• _What needs to be done_
Search the entries below for "this". Report each line where it occurs.

•••••

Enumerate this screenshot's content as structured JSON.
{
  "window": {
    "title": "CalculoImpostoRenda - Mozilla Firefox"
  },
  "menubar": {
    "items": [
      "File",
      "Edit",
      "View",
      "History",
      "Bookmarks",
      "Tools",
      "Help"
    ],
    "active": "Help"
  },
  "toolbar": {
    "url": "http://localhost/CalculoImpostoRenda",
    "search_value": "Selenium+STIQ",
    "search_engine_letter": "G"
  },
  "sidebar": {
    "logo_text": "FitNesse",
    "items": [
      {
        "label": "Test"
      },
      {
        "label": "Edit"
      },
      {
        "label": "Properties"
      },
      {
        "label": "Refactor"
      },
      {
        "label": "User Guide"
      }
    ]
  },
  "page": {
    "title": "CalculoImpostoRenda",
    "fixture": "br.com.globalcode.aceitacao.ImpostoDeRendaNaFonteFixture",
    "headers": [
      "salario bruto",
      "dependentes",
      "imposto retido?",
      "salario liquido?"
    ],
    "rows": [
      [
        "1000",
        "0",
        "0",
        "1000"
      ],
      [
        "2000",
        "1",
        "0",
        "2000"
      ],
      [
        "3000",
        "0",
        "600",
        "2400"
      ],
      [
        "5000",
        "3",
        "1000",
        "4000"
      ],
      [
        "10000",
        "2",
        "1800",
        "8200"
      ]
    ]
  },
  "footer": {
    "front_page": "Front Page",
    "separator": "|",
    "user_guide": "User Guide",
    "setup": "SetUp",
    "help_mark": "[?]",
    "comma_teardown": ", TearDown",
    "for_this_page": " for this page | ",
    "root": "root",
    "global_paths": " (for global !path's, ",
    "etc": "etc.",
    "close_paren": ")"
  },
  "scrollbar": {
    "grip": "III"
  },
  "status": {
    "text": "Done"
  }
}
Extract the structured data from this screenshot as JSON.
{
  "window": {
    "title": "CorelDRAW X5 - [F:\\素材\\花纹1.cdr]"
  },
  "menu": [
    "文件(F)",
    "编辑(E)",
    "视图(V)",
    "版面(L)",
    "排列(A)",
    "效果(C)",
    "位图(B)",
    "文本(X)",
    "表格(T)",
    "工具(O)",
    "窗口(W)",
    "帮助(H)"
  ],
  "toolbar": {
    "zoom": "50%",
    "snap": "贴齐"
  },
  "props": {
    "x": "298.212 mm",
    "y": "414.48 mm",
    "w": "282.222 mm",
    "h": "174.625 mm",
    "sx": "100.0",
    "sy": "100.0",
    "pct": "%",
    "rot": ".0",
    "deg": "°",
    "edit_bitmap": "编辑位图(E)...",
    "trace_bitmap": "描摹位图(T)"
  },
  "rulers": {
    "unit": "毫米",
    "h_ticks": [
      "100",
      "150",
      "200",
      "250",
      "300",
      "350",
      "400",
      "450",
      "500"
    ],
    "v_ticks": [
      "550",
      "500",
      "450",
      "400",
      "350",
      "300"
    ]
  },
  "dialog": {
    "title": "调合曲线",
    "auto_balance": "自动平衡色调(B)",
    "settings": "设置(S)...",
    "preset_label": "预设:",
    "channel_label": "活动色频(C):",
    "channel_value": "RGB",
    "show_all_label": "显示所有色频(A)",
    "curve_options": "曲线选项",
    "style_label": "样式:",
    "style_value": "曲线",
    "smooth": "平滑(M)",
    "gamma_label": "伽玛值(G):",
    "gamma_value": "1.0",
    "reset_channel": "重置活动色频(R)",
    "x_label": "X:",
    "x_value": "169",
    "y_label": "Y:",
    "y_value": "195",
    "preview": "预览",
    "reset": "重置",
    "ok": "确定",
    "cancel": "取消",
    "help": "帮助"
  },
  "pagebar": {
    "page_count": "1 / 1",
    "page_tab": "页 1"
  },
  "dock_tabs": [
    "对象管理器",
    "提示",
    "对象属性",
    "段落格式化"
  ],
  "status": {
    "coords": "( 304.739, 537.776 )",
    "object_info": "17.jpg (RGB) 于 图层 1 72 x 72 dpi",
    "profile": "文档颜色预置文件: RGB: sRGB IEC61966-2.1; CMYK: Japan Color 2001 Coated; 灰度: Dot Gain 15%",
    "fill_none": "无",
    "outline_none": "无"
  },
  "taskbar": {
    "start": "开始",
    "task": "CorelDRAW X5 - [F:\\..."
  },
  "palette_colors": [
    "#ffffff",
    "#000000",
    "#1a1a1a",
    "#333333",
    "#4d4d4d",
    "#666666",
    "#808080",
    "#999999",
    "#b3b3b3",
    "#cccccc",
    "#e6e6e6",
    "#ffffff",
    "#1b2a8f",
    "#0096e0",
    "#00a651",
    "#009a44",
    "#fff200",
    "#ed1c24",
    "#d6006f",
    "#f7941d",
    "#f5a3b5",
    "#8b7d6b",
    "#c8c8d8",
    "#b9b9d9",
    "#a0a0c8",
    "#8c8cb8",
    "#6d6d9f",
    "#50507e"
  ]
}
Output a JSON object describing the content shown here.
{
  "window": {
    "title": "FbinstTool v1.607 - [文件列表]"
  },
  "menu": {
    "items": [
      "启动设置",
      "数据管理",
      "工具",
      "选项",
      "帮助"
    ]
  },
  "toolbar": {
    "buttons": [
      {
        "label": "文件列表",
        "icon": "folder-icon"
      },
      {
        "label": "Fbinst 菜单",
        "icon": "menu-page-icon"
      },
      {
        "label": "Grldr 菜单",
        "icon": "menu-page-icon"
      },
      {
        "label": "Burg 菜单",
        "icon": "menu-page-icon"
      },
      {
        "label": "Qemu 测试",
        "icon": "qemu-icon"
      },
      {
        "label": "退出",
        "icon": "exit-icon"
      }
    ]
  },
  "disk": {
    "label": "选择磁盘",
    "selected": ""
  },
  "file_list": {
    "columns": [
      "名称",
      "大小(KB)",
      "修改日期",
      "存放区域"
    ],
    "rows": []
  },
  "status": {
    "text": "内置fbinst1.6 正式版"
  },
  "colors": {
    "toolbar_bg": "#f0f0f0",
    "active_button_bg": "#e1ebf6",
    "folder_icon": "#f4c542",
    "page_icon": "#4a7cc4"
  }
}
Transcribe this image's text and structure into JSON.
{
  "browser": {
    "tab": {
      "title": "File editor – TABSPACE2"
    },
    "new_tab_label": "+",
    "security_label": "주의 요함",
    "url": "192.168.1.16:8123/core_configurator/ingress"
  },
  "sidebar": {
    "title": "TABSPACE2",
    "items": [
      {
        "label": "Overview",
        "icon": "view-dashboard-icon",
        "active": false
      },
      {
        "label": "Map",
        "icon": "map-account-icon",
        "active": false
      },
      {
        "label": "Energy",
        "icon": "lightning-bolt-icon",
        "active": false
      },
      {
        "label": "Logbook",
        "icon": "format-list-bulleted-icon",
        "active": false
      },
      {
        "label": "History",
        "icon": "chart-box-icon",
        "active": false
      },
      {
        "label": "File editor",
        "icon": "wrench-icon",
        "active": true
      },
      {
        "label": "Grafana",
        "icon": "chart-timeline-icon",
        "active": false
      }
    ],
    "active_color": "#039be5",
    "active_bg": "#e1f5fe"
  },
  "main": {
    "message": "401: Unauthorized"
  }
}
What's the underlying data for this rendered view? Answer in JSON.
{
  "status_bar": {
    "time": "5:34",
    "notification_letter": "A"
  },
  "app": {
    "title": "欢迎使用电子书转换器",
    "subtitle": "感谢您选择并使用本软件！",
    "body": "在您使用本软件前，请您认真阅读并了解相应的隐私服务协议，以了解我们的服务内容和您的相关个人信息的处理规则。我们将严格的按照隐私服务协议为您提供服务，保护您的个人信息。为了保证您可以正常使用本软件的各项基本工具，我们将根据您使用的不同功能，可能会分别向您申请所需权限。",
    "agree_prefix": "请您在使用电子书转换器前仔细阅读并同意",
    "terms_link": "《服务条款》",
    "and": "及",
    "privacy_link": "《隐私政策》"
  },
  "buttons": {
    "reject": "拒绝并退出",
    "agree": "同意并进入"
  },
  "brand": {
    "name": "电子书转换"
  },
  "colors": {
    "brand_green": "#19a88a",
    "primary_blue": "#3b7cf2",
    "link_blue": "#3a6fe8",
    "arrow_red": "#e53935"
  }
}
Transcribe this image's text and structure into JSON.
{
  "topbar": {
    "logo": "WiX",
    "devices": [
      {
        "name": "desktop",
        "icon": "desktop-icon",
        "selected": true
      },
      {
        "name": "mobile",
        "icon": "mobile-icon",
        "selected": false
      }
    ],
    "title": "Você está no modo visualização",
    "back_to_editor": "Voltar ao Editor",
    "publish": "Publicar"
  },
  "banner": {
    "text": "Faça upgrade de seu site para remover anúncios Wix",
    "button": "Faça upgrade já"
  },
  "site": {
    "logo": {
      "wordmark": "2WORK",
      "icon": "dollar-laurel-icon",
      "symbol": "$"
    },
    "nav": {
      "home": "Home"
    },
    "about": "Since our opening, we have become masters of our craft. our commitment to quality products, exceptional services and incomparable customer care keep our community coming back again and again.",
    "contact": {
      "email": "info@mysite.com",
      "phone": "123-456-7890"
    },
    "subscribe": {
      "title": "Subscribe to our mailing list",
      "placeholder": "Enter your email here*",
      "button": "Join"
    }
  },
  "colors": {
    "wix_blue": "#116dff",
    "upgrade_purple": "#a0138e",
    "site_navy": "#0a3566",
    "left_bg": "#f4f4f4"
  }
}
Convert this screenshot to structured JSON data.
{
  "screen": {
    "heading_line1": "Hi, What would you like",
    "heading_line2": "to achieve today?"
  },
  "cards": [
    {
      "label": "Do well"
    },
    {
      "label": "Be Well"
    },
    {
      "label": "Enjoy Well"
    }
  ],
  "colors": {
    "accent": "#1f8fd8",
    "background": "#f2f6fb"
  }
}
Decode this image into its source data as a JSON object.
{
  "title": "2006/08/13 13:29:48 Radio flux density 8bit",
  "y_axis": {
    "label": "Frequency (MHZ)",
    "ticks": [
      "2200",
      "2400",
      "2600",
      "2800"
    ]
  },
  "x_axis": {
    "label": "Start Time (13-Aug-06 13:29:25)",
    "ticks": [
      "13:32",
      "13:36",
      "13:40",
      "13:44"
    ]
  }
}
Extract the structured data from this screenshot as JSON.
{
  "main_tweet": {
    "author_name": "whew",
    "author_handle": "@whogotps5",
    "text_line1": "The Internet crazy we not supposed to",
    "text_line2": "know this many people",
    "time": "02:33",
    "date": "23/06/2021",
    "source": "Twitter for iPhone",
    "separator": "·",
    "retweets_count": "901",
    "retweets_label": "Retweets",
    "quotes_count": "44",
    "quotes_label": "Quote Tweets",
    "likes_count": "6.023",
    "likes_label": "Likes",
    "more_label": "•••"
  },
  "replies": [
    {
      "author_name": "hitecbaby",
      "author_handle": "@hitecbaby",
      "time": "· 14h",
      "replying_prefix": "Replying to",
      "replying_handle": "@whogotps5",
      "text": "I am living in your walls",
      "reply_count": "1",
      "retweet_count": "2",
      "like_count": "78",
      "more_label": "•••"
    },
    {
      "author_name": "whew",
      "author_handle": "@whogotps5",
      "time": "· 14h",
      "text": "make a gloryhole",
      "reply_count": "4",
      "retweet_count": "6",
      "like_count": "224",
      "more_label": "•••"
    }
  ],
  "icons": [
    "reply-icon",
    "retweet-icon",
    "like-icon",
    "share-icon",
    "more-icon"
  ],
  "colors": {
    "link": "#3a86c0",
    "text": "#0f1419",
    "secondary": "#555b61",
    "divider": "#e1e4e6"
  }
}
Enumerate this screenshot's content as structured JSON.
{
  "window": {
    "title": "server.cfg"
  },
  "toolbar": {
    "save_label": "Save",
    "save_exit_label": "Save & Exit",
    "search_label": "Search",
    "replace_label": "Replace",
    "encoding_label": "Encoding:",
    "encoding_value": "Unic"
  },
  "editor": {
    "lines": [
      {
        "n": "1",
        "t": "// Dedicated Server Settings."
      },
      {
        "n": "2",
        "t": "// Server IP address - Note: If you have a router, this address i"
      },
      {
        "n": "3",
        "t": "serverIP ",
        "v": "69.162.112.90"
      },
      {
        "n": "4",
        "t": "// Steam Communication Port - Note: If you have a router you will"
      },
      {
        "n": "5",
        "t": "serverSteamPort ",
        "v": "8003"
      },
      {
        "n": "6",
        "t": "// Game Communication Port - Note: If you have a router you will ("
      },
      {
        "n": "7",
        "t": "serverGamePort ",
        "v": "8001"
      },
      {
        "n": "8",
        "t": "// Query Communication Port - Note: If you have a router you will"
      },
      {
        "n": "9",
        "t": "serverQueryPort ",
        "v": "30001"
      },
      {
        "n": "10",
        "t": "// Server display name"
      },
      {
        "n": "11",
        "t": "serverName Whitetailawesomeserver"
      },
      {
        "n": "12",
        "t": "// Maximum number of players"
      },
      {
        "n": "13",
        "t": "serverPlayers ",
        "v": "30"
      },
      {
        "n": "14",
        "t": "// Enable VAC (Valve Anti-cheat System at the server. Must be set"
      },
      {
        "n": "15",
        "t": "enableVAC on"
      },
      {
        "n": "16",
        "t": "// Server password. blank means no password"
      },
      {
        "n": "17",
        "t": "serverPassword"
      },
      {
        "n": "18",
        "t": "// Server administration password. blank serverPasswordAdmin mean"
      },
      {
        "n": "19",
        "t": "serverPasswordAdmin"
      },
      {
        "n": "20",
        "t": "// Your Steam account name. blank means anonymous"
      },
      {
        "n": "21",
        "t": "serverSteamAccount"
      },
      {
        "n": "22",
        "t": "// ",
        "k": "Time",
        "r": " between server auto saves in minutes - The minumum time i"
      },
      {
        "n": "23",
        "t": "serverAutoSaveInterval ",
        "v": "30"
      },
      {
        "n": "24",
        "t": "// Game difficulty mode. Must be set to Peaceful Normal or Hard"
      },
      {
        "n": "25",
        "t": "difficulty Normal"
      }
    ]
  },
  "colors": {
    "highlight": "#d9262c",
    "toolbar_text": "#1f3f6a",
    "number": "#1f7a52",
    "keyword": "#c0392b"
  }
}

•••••

• _Written solution_
Enumerate this screenshot's content as structured JSON.
    "for_this_page": " for this page | ",
Extract the structured data from this screenshot as JSON.
Transcribe this image's text and structure into JSON.
What's the underlying data for this rendered view? Answer in JSON.
Transcribe this image's text and structure into JSON.
Convert this screenshot to structured JSON data.
Decode this image into its source data as a JSON object.
Extract the structured data from this screenshot as JSON.
    "text_line2": "know this many people",
Enumerate this screenshot's content as structured JSON.
        "t": "// Server IP address - Note: If you have a router, this address i"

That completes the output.